On "Around The Universe" (Hope), Dee did 24 tracks of vocals, which were fed through a harmonizer which allowed a pitch change. On "Politzania" we fed the vocal through a CB horn and recorded the effect with a microphone. This gave us the sound of an old 78 record.

And the galloping horses on Politzania?

Part of that was lifted from an effects record, part was done with guitar and (laughs), you saw the Holy Grail?, well we also used the old half coconut routine.

Now, you have just completed the fourth album, Endangered Species, which matches you for the first time with an outside producer. What was the thought behind this?

We recorded Endangered Species in Los Angeles with Christopher Bond (who is best known for his work with Hall and Oates). Originally, we had hoped to work with Roy Baker or Alan Parsons, but even though they were both extremely interested, their schedules couldn't conform with ours. Chris Bond's name came up, we met and talked about the project, and he seemed to have the ingredients we felt we needed for this album. You see, musically we felt we were stagnating. It is a common enough thing to happen to a group, especially after three albums. Direction from within can work for so many records and then a catalyst is needed to draw newer ideas out and avoid repetition. Bond had produced all kinds of people and, perhaps even more important, he was an arranger / producer. In other words, we could work directly with him at every stage of the process. We didn't need to go outside for string and horn charts, and that is an important factor to consider when you are working with a concept that needs translating through an intermediary.

Perhaps you could tell us a little about the album. It comes out this month, I understand?

The title, Endangered Species, is actually a song, but one that we left off when we were deciding which of the 25 tunes would

actually be released. The track is about the planet and how we are destroying the life on it.

We took about four months in Toronto writing material and constructing basic arrangements, then we spent two months in Los Angeles recording the album. It is about as basic, structurally, as one is going to hear from us; I mean, we can re-create it pretty well note for note on the stage. Chris did the string arrangements, and the horn tracks were done by Tom Scott.

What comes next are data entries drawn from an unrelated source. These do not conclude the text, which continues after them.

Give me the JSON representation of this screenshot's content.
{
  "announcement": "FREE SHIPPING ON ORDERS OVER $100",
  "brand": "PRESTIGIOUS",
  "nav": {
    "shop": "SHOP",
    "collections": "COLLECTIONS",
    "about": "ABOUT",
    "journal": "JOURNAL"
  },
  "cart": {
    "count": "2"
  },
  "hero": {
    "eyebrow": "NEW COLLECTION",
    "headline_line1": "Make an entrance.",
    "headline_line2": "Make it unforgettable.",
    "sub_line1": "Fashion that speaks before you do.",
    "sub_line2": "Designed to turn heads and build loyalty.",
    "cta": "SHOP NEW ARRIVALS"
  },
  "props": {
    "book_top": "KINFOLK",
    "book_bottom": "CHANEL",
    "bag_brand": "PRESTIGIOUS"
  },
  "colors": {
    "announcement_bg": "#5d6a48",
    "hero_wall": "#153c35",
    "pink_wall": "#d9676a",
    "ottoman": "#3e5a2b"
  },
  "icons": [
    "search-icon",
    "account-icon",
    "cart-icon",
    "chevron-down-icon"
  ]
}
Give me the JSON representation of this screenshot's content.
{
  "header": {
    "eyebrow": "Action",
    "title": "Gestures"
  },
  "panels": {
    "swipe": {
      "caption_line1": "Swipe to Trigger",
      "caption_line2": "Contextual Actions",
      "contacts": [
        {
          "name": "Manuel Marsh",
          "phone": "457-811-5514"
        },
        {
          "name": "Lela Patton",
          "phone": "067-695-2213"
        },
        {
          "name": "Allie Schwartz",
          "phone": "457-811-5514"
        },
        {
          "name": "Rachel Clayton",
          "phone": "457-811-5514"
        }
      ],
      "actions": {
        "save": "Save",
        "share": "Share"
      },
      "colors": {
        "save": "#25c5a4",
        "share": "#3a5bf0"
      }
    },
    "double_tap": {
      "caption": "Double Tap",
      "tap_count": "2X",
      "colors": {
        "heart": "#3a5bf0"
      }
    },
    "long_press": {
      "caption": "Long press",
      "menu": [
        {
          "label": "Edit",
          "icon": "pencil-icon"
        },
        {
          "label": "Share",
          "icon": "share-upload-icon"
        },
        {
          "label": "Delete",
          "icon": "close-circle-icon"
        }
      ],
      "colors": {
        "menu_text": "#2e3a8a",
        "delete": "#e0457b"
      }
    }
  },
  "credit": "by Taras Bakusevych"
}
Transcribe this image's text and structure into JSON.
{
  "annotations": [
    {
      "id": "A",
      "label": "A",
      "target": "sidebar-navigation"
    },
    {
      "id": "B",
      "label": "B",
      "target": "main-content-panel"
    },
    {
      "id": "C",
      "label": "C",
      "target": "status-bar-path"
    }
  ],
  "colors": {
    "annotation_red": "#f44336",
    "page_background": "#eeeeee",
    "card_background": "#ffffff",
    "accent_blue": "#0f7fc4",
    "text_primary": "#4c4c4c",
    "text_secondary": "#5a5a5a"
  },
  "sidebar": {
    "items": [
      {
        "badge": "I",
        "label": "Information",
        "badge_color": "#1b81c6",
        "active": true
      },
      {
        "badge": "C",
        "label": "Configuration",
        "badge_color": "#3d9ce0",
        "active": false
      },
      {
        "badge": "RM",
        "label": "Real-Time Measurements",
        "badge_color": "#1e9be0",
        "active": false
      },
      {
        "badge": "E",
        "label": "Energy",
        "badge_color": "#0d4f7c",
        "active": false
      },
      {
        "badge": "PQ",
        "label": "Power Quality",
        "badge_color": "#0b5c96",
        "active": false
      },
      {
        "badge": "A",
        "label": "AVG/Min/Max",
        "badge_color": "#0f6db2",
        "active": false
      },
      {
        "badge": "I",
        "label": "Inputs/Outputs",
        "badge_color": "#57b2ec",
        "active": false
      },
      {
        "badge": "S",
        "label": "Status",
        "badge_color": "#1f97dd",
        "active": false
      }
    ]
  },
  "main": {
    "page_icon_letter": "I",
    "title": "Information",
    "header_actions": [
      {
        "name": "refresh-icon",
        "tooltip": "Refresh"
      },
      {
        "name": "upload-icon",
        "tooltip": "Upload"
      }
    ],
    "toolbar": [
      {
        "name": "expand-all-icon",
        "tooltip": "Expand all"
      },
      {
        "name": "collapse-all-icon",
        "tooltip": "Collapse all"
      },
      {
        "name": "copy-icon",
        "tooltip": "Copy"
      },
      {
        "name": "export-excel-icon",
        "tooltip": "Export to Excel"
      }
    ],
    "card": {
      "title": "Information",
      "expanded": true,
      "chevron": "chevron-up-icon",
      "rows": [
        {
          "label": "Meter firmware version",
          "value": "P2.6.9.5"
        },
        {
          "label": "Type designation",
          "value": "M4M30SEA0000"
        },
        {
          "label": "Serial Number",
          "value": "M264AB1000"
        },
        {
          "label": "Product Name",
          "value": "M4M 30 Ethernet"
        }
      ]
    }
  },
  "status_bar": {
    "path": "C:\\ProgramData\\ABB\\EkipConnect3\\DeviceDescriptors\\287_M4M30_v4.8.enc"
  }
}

Again, Chris Bond's approach with us created some new ideas and touches in the studio. He works like a Tasmanian devil because he is used to the L.A. pressure and the need to keep budgets under control. I think we spent as much in the studio in two months in L.A. as we did over eight months in Toronto. The basic rate in L.A. is about $175 an hour, which is not exactly cheap.

So you plan to tour in the next while?

We haven't firmed that up as yet, but yes we do. We are going to wait and see how the album does and are locking in with U.S. management shortly. We want to do a professional show when we go out, so the next while will be spent rehearsing. Whether we will go out alone and play small halls, start off in Europe, play festivals or whatever is something that has yet to be decided. We do want to work out a show, though, that matches the standards we set for ourselves in the studio.

Obviously the Beatles have influences you, but who or what else?

Let's see: "Pretty Ballerina" by the Left Bank was a beautifully constructed melody: that as well as "Walk Away Rene." Some of the Hollies material, their harmonics were gorgeous: Electric Light Orchestra and very definitely 10CC. Albums that might not so much have influenced us as entertained us include Magical Mystery Tour, Revolver, In The Court Of The Crimson King, Giles and Fripp, Fragile and almost anything by Tchaikovsky.